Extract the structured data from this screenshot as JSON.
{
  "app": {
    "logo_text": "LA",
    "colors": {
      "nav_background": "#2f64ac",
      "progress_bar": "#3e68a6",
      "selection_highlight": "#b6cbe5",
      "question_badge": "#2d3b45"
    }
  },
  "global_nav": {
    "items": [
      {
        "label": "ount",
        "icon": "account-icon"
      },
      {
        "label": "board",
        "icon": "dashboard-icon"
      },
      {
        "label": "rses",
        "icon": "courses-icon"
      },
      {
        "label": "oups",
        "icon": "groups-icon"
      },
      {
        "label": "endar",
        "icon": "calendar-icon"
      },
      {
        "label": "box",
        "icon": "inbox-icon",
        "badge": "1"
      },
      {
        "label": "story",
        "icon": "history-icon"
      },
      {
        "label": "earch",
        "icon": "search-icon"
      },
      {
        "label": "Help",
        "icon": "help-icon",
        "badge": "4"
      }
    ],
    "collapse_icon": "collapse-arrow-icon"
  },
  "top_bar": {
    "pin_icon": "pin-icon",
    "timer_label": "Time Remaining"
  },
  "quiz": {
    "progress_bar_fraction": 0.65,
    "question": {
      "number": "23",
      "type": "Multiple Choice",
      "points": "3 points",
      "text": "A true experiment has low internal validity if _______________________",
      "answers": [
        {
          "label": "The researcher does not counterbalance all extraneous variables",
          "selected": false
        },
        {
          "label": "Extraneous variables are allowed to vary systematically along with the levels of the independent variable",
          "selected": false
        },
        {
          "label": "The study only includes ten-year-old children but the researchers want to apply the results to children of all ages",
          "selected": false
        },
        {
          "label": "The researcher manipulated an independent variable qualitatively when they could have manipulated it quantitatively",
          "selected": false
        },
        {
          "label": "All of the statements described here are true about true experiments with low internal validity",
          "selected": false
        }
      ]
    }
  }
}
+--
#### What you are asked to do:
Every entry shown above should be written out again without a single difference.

#### Answer to this problem:
Extract the structured data from this screenshot as JSON.
{
  "app": {
    "logo_text": "LA",
    "colors": {
      "nav_background": "#2f64ac",
      "progress_bar": "#3e68a6",
      "selection_highlight": "#b6cbe5",
      "question_badge": "#2d3b45"
    }
  },
  "global_nav": {
    "items": [
      {
        "label": "ount",
        "icon": "account-icon"
      },
      {
        "label": "board",
        "icon": "dashboard-icon"
      },
      {
        "label": "rses",
        "icon": "courses-icon"
      },
      {
        "label": "oups",
        "icon": "groups-icon"
      },
      {
        "label": "endar",
        "icon": "calendar-icon"
      },
      {
        "label": "box",
        "icon": "inbox-icon",
        "badge": "1"
      },
      {
        "label": "story",
        "icon": "history-icon"
      },
      {
        "label": "earch",
        "icon": "search-icon"
      },
      {
        "label": "Help",
        "icon": "help-icon",
        "badge": "4"
      }
    ],
    "collapse_icon": "collapse-arrow-icon"
  },
  "top_bar": {
    "pin_icon": "pin-icon",
    "timer_label": "Time Remaining"
  },
  "quiz": {
    "progress_bar_fraction": 0.65,
    "question": {
      "number": "23",
      "type": "Multiple Choice",
      "points": "3 points",
      "text": "A true experiment has low internal validity if _______________________",
      "answers": [
        {
          "label": "The researcher does not counterbalance all extraneous variables",
          "selected": false
        },
        {
          "label": "Extraneous variables are allowed to vary systematically along with the levels of the independent variable",
          "selected": false
        },
        {
          "label": "The study only includes ten-year-old children but the researchers want to apply the results to children of all ages",
          "selected": false
        },
        {
          "label": "The researcher manipulated an independent variable qualitatively when they could have manipulated it quantitatively",
          "selected": false
        },
        {
          "label": "All of the statements described here are true about true experiments with low internal validity",
          "selected": false
        }
      ]
    }
  }
}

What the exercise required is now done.